WORK REQUIRED:
Please say how many lines of the entries below contain the word "JSON", and leave out everything else.
= = = = =
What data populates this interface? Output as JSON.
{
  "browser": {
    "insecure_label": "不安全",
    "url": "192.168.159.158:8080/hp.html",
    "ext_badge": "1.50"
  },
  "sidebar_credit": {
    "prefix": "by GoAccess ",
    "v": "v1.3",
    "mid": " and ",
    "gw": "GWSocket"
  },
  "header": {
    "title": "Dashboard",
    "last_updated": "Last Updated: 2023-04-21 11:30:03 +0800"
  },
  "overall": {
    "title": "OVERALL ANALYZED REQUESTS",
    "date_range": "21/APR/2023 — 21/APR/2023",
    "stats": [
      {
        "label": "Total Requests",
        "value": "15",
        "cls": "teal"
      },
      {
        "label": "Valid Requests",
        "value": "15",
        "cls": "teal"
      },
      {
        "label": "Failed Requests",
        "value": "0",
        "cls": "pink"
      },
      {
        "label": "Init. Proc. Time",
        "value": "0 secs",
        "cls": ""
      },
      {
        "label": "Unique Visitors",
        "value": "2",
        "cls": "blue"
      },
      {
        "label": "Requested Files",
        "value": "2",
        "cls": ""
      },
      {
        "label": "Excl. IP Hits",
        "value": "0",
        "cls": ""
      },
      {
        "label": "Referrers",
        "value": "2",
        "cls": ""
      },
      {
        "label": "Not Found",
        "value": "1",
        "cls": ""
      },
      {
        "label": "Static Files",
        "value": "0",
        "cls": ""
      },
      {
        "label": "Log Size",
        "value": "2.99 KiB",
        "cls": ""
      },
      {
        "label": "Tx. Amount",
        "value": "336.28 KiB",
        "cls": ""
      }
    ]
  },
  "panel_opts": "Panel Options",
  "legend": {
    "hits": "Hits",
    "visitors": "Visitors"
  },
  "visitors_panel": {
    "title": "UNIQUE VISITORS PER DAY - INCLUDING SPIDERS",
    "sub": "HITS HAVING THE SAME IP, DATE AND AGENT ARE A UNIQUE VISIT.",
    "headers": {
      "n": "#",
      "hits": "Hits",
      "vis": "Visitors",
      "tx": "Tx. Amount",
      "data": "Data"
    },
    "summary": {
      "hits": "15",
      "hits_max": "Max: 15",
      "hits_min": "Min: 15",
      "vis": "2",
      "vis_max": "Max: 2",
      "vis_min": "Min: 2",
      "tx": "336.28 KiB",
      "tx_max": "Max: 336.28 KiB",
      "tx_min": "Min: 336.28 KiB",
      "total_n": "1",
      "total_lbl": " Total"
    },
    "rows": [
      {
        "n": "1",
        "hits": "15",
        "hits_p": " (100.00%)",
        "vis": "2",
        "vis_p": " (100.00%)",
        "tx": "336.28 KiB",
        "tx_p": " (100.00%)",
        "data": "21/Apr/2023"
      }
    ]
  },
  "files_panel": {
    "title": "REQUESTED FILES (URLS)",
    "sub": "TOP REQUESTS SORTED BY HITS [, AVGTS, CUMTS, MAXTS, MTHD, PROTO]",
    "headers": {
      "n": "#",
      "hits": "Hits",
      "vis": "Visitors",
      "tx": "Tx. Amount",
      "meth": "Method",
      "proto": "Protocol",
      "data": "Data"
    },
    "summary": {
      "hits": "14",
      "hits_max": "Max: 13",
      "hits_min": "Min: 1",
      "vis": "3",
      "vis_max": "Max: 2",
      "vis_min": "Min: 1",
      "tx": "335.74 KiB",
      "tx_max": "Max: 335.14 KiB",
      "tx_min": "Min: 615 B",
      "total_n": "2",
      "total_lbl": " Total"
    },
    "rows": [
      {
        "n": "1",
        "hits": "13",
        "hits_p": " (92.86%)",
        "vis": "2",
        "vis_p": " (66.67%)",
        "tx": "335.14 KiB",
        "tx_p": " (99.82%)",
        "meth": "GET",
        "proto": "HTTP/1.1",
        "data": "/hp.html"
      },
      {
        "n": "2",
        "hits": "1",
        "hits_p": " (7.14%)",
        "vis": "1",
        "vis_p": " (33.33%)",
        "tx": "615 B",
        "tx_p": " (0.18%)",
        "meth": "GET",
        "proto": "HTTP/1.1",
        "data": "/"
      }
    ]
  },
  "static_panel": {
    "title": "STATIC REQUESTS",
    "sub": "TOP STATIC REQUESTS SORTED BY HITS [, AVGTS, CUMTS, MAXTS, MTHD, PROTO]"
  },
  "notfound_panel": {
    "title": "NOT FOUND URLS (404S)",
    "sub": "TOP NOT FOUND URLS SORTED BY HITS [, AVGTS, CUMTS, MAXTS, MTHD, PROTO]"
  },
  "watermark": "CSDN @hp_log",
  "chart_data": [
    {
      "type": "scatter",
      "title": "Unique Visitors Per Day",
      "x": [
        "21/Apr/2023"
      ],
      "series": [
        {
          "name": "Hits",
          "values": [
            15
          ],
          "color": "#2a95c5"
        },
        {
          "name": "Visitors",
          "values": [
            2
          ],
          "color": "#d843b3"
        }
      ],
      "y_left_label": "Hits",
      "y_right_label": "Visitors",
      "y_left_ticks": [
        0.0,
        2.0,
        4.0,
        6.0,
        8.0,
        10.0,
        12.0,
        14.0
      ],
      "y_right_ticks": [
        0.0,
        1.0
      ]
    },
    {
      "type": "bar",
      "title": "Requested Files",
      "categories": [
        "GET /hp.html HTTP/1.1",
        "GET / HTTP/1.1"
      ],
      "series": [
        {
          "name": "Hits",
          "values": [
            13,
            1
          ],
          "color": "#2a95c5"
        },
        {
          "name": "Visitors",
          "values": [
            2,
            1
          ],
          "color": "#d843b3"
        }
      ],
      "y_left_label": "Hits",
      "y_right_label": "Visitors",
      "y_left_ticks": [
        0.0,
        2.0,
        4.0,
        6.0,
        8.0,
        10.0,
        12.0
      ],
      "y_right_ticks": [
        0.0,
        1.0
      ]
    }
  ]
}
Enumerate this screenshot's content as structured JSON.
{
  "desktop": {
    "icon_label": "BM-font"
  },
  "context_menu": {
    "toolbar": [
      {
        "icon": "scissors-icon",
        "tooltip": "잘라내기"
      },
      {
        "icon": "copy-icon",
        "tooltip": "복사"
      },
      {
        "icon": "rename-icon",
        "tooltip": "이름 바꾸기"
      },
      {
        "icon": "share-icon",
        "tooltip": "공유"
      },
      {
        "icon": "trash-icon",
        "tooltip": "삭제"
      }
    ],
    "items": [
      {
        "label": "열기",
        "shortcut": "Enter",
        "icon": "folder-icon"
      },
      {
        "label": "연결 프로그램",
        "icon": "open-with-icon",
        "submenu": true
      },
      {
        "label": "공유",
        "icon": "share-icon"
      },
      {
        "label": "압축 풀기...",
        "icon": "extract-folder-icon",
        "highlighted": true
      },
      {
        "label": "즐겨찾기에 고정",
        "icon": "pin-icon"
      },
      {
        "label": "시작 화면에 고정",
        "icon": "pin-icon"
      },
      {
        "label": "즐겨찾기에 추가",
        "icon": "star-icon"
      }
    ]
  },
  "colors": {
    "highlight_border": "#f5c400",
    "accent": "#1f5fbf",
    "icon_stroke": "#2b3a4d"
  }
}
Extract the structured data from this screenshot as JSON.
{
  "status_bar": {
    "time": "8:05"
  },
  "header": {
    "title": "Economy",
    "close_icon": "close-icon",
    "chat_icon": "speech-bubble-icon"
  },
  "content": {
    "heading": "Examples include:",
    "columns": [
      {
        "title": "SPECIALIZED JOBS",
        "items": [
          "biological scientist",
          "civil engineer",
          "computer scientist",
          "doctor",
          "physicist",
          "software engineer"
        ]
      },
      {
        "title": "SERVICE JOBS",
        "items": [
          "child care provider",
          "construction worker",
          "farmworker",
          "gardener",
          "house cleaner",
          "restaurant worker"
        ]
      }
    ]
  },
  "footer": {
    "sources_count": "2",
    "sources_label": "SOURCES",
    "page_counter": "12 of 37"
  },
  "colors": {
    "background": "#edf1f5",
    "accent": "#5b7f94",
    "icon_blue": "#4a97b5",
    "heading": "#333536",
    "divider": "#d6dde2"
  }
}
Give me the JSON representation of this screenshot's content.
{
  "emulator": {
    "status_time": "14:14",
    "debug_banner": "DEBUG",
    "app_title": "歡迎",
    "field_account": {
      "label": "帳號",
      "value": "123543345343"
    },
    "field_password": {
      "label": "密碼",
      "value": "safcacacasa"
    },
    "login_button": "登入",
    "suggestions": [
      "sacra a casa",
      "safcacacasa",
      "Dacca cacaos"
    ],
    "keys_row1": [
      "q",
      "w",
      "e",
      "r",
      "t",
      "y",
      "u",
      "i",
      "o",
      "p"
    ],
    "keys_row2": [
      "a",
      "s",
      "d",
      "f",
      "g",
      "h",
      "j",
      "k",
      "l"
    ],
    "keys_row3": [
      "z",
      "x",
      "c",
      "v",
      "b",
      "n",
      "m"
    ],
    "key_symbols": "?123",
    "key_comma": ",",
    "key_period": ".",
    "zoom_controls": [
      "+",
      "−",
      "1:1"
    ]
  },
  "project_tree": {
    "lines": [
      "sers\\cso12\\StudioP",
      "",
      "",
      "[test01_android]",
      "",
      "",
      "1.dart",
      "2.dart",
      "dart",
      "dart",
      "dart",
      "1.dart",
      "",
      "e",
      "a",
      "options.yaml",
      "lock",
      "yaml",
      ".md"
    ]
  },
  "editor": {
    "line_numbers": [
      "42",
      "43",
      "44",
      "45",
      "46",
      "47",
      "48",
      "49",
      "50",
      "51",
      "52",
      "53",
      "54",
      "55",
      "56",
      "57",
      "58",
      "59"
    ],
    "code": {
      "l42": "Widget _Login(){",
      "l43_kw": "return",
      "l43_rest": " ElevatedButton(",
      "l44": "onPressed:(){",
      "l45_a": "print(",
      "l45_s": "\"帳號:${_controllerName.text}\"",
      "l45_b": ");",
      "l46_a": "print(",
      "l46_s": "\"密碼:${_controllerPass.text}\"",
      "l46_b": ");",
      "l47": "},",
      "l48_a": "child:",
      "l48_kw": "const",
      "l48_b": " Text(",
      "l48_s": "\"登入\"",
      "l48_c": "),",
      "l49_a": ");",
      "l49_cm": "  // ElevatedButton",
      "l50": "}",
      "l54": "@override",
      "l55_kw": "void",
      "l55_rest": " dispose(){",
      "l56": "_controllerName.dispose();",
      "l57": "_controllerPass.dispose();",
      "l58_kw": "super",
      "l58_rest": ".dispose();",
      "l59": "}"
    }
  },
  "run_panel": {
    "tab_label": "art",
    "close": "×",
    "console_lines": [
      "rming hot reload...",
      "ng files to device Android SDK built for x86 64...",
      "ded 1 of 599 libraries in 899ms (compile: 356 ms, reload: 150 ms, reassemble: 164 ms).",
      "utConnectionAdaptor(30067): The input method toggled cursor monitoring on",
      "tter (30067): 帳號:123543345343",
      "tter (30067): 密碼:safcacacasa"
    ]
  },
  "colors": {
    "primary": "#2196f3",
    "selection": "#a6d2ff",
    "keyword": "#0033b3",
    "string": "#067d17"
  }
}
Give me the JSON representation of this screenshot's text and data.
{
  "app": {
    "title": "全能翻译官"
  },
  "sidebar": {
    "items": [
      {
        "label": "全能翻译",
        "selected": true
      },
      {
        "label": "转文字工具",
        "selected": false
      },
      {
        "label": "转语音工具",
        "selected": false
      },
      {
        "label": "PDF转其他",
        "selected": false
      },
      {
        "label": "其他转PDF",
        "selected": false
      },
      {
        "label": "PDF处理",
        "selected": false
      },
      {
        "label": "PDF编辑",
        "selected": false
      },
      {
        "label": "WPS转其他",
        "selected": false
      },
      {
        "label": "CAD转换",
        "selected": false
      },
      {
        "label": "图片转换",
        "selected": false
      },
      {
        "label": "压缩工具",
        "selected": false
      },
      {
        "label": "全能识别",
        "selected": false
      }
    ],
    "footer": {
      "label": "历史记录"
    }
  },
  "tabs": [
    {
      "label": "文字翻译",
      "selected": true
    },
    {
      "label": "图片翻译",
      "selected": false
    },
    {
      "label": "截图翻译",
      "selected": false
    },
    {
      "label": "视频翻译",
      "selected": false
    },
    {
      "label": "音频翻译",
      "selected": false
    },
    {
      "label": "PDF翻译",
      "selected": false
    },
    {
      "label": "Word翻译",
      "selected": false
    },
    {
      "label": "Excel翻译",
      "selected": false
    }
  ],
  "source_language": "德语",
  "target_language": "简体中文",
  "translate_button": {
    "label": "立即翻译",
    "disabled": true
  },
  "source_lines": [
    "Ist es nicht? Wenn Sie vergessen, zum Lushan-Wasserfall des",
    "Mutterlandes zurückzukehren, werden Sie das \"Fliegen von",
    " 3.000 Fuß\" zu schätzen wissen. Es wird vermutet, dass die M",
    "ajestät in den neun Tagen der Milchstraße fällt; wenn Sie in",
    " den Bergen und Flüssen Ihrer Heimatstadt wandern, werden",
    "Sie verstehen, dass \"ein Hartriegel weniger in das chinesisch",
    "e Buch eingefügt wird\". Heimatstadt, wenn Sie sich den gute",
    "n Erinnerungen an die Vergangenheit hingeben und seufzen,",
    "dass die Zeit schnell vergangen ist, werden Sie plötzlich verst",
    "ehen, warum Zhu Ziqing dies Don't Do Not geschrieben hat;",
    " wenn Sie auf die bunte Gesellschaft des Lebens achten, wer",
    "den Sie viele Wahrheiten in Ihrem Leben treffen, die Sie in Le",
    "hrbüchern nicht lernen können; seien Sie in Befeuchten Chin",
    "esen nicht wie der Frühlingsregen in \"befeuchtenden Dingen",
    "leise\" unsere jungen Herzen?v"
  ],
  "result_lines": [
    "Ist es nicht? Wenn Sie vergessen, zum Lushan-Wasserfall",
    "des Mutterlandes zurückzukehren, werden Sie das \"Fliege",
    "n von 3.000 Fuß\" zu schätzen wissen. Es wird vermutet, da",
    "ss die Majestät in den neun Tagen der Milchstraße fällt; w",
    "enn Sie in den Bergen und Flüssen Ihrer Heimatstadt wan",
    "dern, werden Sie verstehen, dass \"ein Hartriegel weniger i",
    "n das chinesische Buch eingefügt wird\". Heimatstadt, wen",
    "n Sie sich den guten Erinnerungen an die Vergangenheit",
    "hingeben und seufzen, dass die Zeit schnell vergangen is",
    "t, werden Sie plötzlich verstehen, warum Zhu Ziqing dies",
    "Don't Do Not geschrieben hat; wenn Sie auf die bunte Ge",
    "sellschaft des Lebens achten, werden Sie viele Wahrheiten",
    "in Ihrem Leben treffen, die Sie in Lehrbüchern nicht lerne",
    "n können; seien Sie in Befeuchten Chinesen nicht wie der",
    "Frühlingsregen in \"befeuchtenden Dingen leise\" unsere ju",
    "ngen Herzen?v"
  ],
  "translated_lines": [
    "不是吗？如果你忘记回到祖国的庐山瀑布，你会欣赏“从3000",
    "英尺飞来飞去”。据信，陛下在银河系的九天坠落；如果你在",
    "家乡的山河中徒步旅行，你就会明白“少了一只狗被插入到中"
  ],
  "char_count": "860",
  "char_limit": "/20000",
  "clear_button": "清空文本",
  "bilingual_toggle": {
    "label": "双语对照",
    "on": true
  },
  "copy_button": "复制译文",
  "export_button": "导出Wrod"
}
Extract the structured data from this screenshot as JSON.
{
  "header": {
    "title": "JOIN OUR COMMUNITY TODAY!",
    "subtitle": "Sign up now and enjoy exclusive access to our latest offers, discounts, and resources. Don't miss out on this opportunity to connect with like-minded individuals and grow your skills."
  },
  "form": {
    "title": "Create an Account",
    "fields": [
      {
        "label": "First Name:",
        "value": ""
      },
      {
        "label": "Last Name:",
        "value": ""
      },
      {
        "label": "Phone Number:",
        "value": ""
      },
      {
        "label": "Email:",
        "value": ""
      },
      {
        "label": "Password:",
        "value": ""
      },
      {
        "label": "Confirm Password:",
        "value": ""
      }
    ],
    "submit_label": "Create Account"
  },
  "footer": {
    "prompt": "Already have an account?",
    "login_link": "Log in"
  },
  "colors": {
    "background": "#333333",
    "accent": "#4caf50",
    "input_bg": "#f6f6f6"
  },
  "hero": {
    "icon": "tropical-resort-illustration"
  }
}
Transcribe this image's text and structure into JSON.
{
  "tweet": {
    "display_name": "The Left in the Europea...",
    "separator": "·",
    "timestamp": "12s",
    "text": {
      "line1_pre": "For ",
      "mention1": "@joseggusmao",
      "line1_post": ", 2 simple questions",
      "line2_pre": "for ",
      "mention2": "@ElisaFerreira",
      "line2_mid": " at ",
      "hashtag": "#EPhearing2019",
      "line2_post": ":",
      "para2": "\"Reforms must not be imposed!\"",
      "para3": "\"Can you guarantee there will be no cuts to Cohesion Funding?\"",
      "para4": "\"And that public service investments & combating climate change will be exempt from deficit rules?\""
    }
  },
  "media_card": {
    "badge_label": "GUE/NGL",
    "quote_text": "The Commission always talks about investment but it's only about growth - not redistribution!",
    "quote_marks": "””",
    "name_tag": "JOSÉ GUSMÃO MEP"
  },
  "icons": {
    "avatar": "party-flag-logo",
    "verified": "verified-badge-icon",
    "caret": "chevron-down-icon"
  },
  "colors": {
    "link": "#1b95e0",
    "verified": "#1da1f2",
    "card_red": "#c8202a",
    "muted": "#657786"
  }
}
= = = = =
RESULT:
7